Ghana Ports & Harbours Authority – Keeping Ghana’s Cargo Moving

The Ghana Ports & Harbours Authority was established by the PNDC in 1986 to plan, build, manage and maintain the seaports of Ghana. The organisation manages Ghana’s two main commercial seaports, one in Tema and the other in Takoradi, as well as commercial fishing harbours and dry docks. The Authority is also currently looking into the construction of a new port in Keta, where feasibility studies are being carried out. We learn how Ghana Ports & Harbours Authority is building a trade hub for the region.

The Port of Tema, the largest port in Ghana, is situated on the eastern coast of the country. The port covers over 3.9 million square metres of land and receives an average of over 1,511 vessel calls a year from container vessels, general cargo vessels, tankers, Ro-Ro and cruise vessels among many others.

Positioned within the industrial city of Tema, only 30 kilometres from Ghana’s capital city, the port and its environs serve not only incoming and outgoing ships but also provide a stage for the work of inland clearance depots, warehouses, transport and haulage companies, freight forwarders, and factories. This diverse range of stakeholders allows the port to thrive alongside the Ghanaian economy and neighbouring countries.

Meanwhile, Ghana’s second-largest port is the Port of Takoradi, which has been in operation since 1928. The port’s strategic location 225 kilometres to the west of Ghana’s capital makes it a cost-effective route to and from Europe, America and Asia. This port serves Ghana’s northern hinterland and the international trade of the three Sahelian landlocked economies of Burkina Faso, Mali and Niger. Last year it handled 38% of Ghana’s seaborne traffic, 75% of Ghana’s seaborne exports and 17% of Ghana’s seaborne imports., including manganese, bauxite, clinker, wheat, bulk and bagged cocoa, quicklime, containerised cargo, and equipment for the mining and oil/gas industry.

Together these ports account for 85% of Ghana’s trade, facilitating shipping routes and vessel calls to and from all continents through both direct and transhipment services. She noted that Cargo traffic for 2019 was over 27 million tonnes.

“In terms of the location of our ports, we’re centrally-located and it renders an advantage for shipping lines and agents,” explains Esther Gyebi-Donkor, General Manager for Marketing and Corporate Affairs of the Authority. “We have 50 shipping lines and agents with vessel traffic from various continents to and from the Ghanaian ports.

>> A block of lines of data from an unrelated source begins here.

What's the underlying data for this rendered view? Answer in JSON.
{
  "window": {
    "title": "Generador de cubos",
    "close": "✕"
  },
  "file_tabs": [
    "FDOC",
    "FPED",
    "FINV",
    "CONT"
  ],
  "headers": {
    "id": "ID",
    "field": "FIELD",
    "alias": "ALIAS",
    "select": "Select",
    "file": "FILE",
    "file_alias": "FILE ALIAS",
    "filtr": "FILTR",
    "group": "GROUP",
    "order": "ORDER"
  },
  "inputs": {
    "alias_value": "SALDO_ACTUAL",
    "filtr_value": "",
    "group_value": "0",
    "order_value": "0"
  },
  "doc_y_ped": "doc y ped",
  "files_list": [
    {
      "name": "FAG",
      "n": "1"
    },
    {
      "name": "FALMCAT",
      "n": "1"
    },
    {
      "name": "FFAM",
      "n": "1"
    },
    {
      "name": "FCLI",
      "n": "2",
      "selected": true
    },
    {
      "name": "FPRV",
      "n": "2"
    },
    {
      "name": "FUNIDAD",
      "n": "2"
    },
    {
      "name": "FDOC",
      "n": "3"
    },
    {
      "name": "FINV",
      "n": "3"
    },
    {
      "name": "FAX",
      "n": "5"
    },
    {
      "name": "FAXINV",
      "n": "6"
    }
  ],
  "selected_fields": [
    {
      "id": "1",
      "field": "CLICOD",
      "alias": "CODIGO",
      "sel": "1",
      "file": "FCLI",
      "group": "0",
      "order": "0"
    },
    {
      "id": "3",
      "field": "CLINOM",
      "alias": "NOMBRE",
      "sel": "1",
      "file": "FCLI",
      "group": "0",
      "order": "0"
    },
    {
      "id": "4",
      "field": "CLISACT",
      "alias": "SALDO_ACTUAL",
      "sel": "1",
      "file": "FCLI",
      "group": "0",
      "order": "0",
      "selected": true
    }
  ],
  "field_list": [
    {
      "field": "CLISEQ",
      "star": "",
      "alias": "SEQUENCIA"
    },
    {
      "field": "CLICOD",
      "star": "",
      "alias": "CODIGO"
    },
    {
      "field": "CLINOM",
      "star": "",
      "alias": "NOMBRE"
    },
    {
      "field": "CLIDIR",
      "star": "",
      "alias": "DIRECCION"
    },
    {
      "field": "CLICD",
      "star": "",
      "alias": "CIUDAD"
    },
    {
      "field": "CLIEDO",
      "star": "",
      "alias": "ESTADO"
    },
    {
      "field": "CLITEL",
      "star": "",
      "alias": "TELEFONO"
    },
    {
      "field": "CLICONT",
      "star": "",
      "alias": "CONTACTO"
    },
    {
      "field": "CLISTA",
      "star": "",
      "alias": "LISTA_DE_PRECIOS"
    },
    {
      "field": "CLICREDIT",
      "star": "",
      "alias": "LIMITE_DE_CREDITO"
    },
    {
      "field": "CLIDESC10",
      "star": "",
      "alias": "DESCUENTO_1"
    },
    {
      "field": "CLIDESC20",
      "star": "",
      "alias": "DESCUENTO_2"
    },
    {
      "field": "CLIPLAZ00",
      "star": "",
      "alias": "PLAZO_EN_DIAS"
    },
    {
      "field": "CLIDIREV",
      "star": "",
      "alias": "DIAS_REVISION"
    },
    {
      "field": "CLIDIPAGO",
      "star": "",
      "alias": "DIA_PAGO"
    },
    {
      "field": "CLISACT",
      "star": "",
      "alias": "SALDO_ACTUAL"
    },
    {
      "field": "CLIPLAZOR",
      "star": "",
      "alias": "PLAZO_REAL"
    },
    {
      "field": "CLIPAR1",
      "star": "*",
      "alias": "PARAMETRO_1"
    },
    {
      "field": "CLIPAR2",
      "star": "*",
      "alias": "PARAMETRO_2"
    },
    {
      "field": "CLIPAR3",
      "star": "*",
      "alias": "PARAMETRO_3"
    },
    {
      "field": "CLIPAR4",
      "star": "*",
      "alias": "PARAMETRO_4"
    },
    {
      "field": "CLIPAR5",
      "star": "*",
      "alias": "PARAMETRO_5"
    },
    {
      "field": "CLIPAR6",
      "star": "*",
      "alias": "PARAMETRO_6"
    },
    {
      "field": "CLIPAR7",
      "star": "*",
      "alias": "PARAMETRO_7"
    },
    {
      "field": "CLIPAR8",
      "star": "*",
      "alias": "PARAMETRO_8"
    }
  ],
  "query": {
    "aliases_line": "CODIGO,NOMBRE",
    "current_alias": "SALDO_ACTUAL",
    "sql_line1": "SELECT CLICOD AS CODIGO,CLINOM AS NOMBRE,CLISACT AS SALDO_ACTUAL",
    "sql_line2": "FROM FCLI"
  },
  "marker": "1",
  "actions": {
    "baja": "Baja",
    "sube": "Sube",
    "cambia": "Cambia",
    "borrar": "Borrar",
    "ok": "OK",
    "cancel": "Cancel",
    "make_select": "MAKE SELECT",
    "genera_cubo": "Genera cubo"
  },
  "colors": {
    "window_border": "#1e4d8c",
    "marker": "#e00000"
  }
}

We also have various cargo handling infrastructure including the private dedicated container terminals with a capacity of 3.5 million TEU’s.”

The ports’ success is about more than positioning however, with Ghana Ports investing heavily in technology and innovation to ensure they offer efficient, cost-effective service.

“We’ve invested in a lot of technological infrastructures which is helping our operations. For example, Terminal Operating Systems and other automated systems to facilitate paperless clearance,” Gyebi-Donkor says. “We have also done a lot in the area of business innovation. We are streamlining our business and have implemented systems in recent times for seamless operations to run efficiently in the port. We’re still fine-tuning that and reducing the costs of doing business in our ports.”

 Meeting Everyone’s Needs

Managing Ghana’s ports is about more than technology and infrastructure, it’s also about understanding and meeting the needs of the various groups that use it.

“We have a lot of engagement and collaboration with our core stakeholders, which aids in solving issues before there are problems. The cooperation and collaboration we have is a major advantage,” Gyebi-Donkor points out. “Sometimes stakeholders have conflicting policies that may inhibit trade. This becomes a challenge when, while the ports themselves are evolving to meet the needs of a modern trade environment the legislative environment they operate in may still have some catching up to do.

“The laws which govern how we run the ports were established in 1956 and since then the Government has not actually reviewed it, which is challenging, as the industry and environment we are operating in is changing, but the law is the same,” Gyebi-Donkor says.

Talking to Donkor it’s clear she believes the only way to negotiate these challenges is through strong communication and collaboration between the port’s stakeholders.

We are currently renewing our laws to bring in regulations that will help streamline and ensure cohesive operations when it comes to licenses and concessions. We are continuously working with the Port Community to share ideas and manage the perspectives and roles of all these institutions.”

West Africa’s Logistics Hub

“There’s so much positive competition now with transhipment and transit. Our vision is to be the leading trading and logistics hub in West Africa, so this is important to us,” Gyebi-Donkor insists. “We’re working on a lot of improvements to give us the leverage to achieve this goal in the very near future.

By the end of this year, I want to see the new private dedicated container terminal in Tema Port completed, then we would have four berths for the container terminal. We’re also working towards another Ghanaian privately run container terminal in the Takoradi Port. We hope to finish that one this year too.  At the same time, we’re looking forward to the upgrade of the railways to improve our supporting infrastructure.”

Given what the ports have achieved so far, we have every reason to believe they will make this vision a reality.

More like this